Child marriage is often associated with third world countries, however, the number of substantial cases presented by campaigners has highlighted that child marriage is very much prevalent in the developed world.
“We have had calls related to children as young as seven experiencing child marriage in the UK. Last year, we had 76 cases of child marriage reported to our hotline — 95 per cent were religious and unregistered marriages. This is happening in a developed UK,” said Karma Nirvana’s Rattu.
“It is happening domestically, but it has taken an organisation like ours to [show] that it is not just a foreign problem, as it is so hidden here. We have children that are born here taken abroad to be forced into child marriages.”
“Being a lawyer, I have come across many reports of child marriage in this country. Particularly in the Roma community, child marriages range from all different ages, from 14, 15 and 16. But it is not just the Roma community, but other communities, including our own,” said Dr. Proudman, who played a pivotal role in writing the bill. “It happens here in the UK, this idea of children running off to Gretna Green, being in love and getting married — the romanticised view of it.”
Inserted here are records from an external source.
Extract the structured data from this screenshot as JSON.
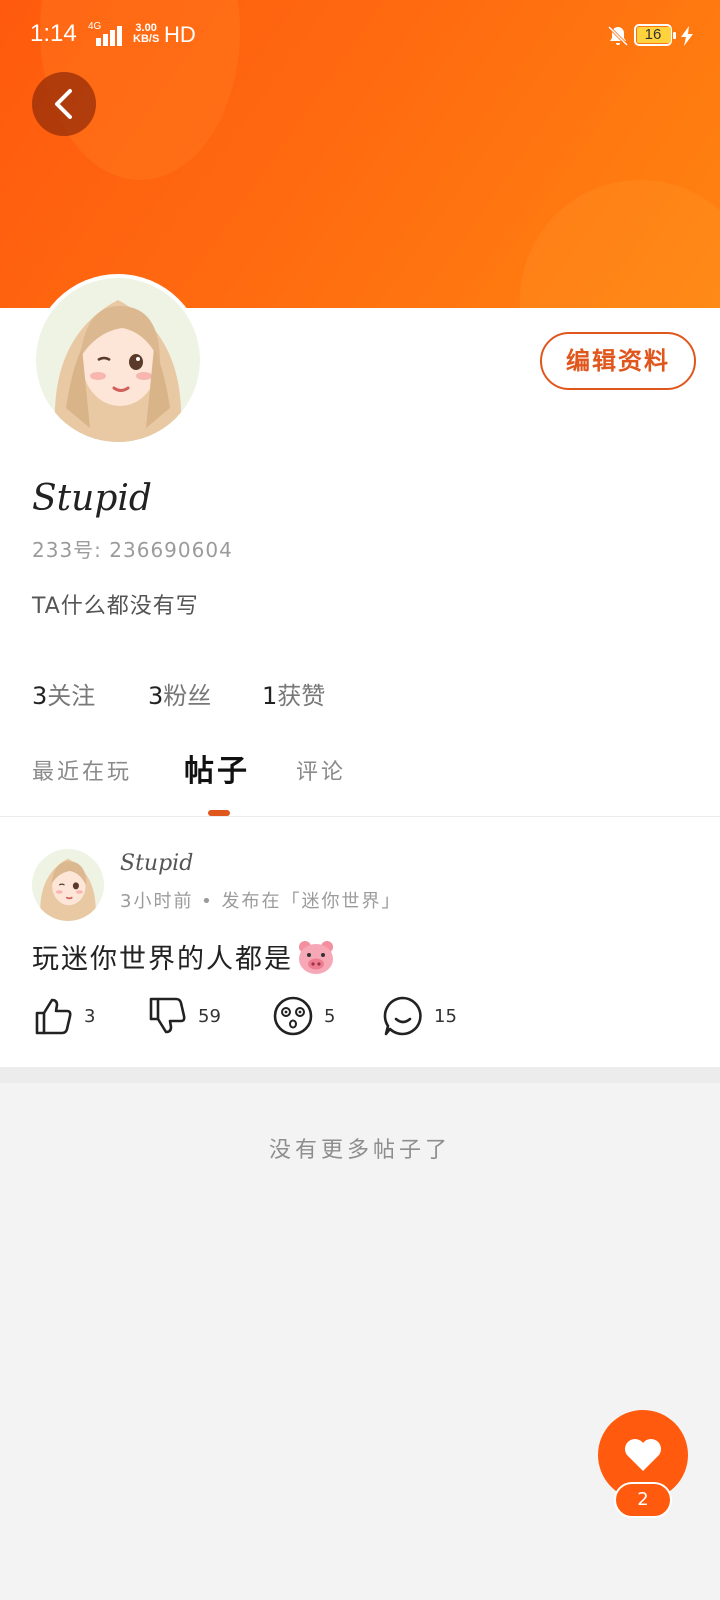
{
  "status_bar": {
    "time": "1:14",
    "network": "4G",
    "speed_value": "3.00",
    "speed_unit": "KB/S",
    "hd": "HD",
    "battery": "16"
  },
  "profile": {
    "edit_label": "编辑资料",
    "username": "Stupid",
    "id_text": "233号:  236690604",
    "bio": "TA什么都没有写",
    "stats": [
      {
        "value": "3",
        "label": "关注"
      },
      {
        "value": "3",
        "label": "粉丝"
      },
      {
        "value": "1",
        "label": "获赞"
      }
    ]
  },
  "tabs": [
    {
      "label": "最近在玩",
      "active": false
    },
    {
      "label": "帖子",
      "active": true
    },
    {
      "label": "评论",
      "active": false
    }
  ],
  "post": {
    "author": "Stupid",
    "meta": "3小时前 • 发布在「迷你世界」",
    "text": "玩迷你世界的人都是",
    "emoji": "pig-face-icon",
    "likes": "3",
    "dislikes": "59",
    "dizzy": "5",
    "comments": "15"
  },
  "footer_text": "没有更多帖子了",
  "fab": {
    "badge": "2",
    "icon": "heart-icon"
  },
  "colors": {
    "accent": "#ff5a0e",
    "accent_dark": "#e0571e",
    "header_gradient_end": "#ff8410"
  }
}
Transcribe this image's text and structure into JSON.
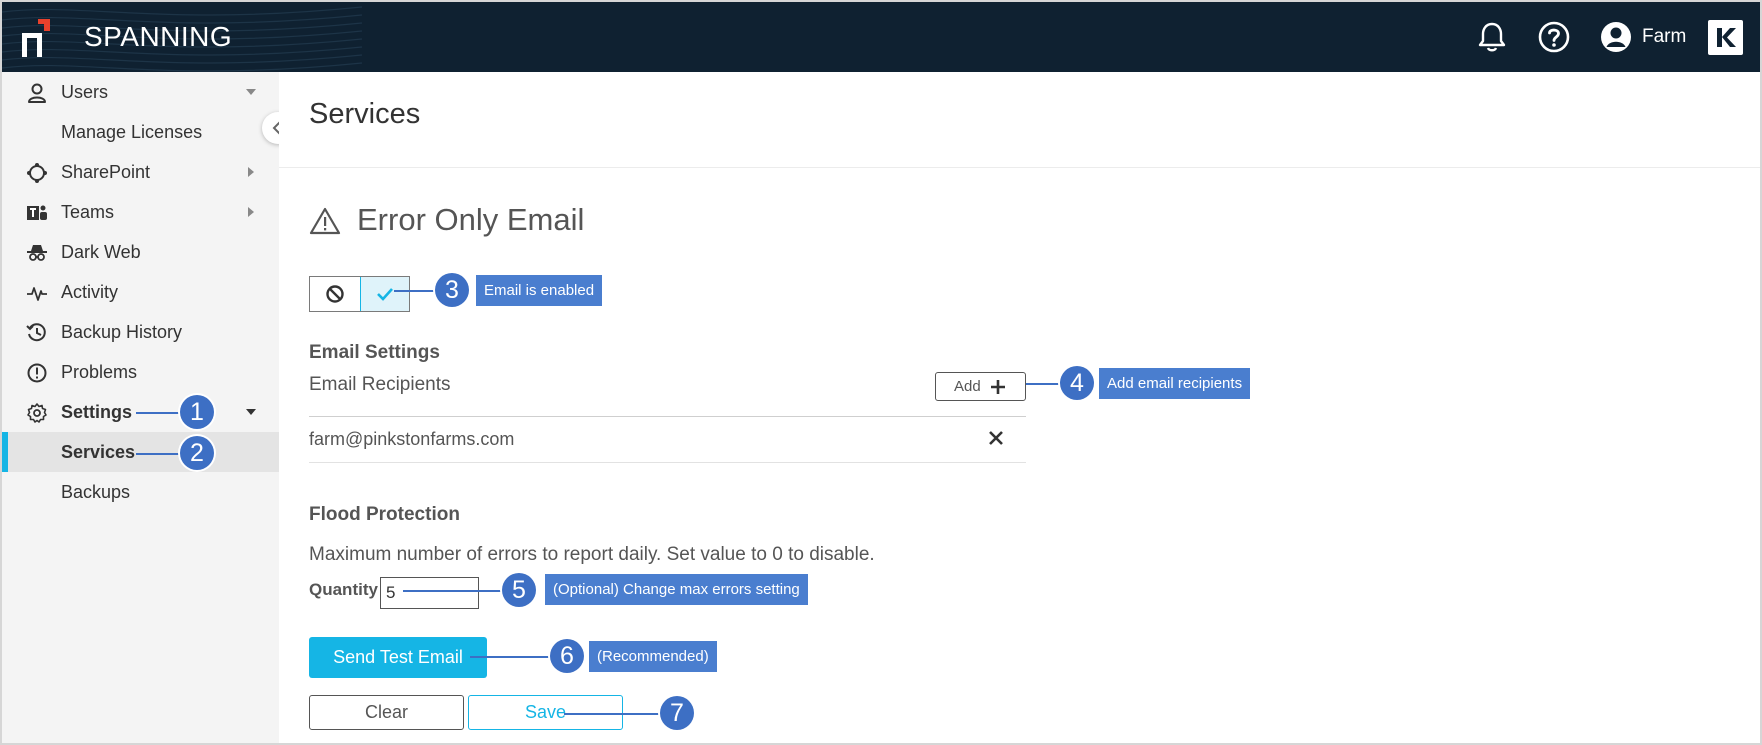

One of the biggest challenges campaigners face regarding child marriage in the UK is that the vast majority of marriages carried out are unregistered.
“I think this bill will send a strong message that child marriage is a criminal offence in this country. At the moment it’s not. So, this bill will be a deterrent for parents and family members who are even considering this type of behaviour,” said Dr. Proudman.
IKWRO’s Browne added: “The vast majority of cases are unregistered and that’s why we specifically went for designing this law. The active act of marrying a child will be an offence.”
Dr. Proudman highlighted how the UK failing to criminalise child marriage is undermining the country’s credibility in the eyes of the world.
“The UK is rightly encouraging other countries to criminalise child marriage, but it has failed to do it at home,” said Dr. Proudman. “So, developing countries are not practicing their own values? At 16, should anyone be getting married? At 16, you can’t even vote, so how is it right that you can get married and take on all these responsibilities at a young age?”
Under the proposed law, children will be exempt from any prosecution, but adults could face up to seven years in prison and a fine for aiding child marriage.
Following its successful second reading, the Marriage and Civil Partnership (Minimum Age) Bill will continue to progress through the House of Commons and on its way to becoming enshrined in law.